Phil is a 63-year-old man who is admitted to the inpatient oncology unit for severe pain resulting from metastatic small cell lung cancer. His wife and two daughters are at his bedside. Earlier in the day, the medical oncologist discussed additional treatment options or hospice care. Phil decided on comfort care with the hope of getting his pain managed and going home on hospice.
Jenni is the oncology nurse assigned to care for Phil and his family. The family becomes emotionally distraught as Phil’s condition begins to deteriorate and asks Jenni what can be done to help relieve his suffering. One of the daughters angrily says, “Doesn’t anyone here know how to care for someone who is dying?”
What Would You Do?
When a patient is actively dying, nurses’ attention may also acutely focus on the family’s emotional needs. Oncology nurses can help family members understand the difference between actual suffering and what is a natural part of the dying process. For example, a patient’s family may be concerned that the patient is not getting enough fluids. The nurse can explain how hydration by mouth or IV can lead to fluid overload and make it more difficult for the patient to breathe. By providing the family with methods for keeping the mouth moist, the nurse empowers them to aid in the care of their loved one (http://journals.lww.com/jhpn/Pages/articleviewer.aspx?year=2013&issue=05000&article=00005&type=Fulltext).
CARES, an acronym-organized tool, can help nurses identify and address some of the most common needs patients have as they approach death: comfort, airway, restlessness, emotional support, and self-care (http://journals.lww.com/jhpn/Pages/articleviewer.aspx?year=2013&issue=05000&article=00005&type=Fulltext). The evidence-based CARES tool explains the physiologic changes associated with dying, details specific interventions to address patients’ needs, and presents self-care strategies for managing grief.
Using the CARES Tool
Jenni uses the CARES acronym to detail how Phil’s needs will be addressed and gives the family some simple methods for providing comfort care. She explains how pain medications work and how they will be given to provide comfort. She tells the family to watch for any twitching in Phil’s arms or legs, an indication that pain medications may need to be changed. She actively involves them in his care. Jenni also teaches the family how to moisten Phil’s mouth and explains the decreased need for hydration and food as the body begins to shut down.

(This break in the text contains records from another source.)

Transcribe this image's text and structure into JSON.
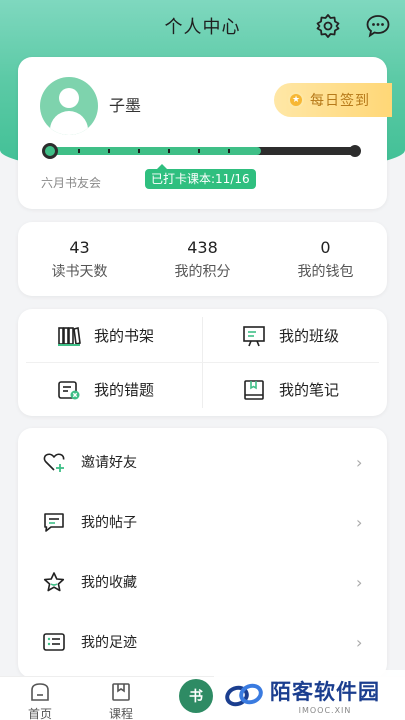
{
  "header": {
    "title": "个人中心",
    "settings_icon": "gear-icon",
    "messages_icon": "chat-bubble-icon"
  },
  "profile": {
    "username": "子墨",
    "checkin_label": "每日签到",
    "group_name": "六月书友会",
    "clock_in_status": "已打卡课本:11/16",
    "progress_fraction": 0.6875
  },
  "stats": [
    {
      "value": "43",
      "label": "读书天数"
    },
    {
      "value": "438",
      "label": "我的积分"
    },
    {
      "value": "0",
      "label": "我的钱包"
    }
  ],
  "grid": [
    {
      "label": "我的书架",
      "icon": "bookshelf-icon"
    },
    {
      "label": "我的班级",
      "icon": "classroom-icon"
    },
    {
      "label": "我的错题",
      "icon": "mistakes-icon"
    },
    {
      "label": "我的笔记",
      "icon": "notebook-icon"
    }
  ],
  "menu": [
    {
      "label": "邀请好友",
      "icon": "heart-plus-icon"
    },
    {
      "label": "我的帖子",
      "icon": "message-square-icon"
    },
    {
      "label": "我的收藏",
      "icon": "star-icon"
    },
    {
      "label": "我的足迹",
      "icon": "list-icon"
    }
  ],
  "tabbar": {
    "home": "首页",
    "courses": "课程",
    "center_glyph": "书"
  },
  "watermark": {
    "name": "陌客软件园",
    "sub": "IMOOC.XIN"
  },
  "colors": {
    "accent": "#3fbf87",
    "checkin_text": "#b77a1a",
    "watermark_blue": "#1b3e8f"
  }
}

The CARES tool helps Jenni further educate the family on what to expect during the dying process, what the nurses will do to address Phil’s needs, and, importantly, what the family can do to provide comfort for their loved one and for themselves.

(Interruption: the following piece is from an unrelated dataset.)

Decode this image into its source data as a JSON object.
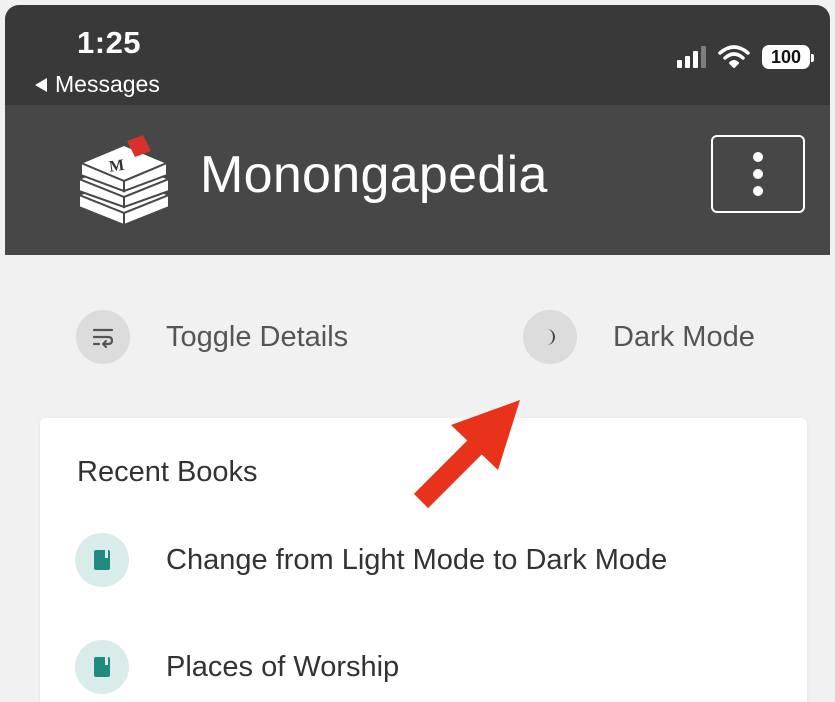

Resources, including the CARES tool, can be downloaded from the City of Hope website (http://www.cityofhope.org/education/health-professional-education/cares-supportive-care-medicine/supportive-care-clinical-programs/cares-program). The CARES tool has three versions: healthcare providers, supportive care staff, and family and friends of the dying. The Final Journey booklet can be given to a family to help guide them in understanding the unique needs of the dying and how they can help promote a peaceful experience for their loved and themselves.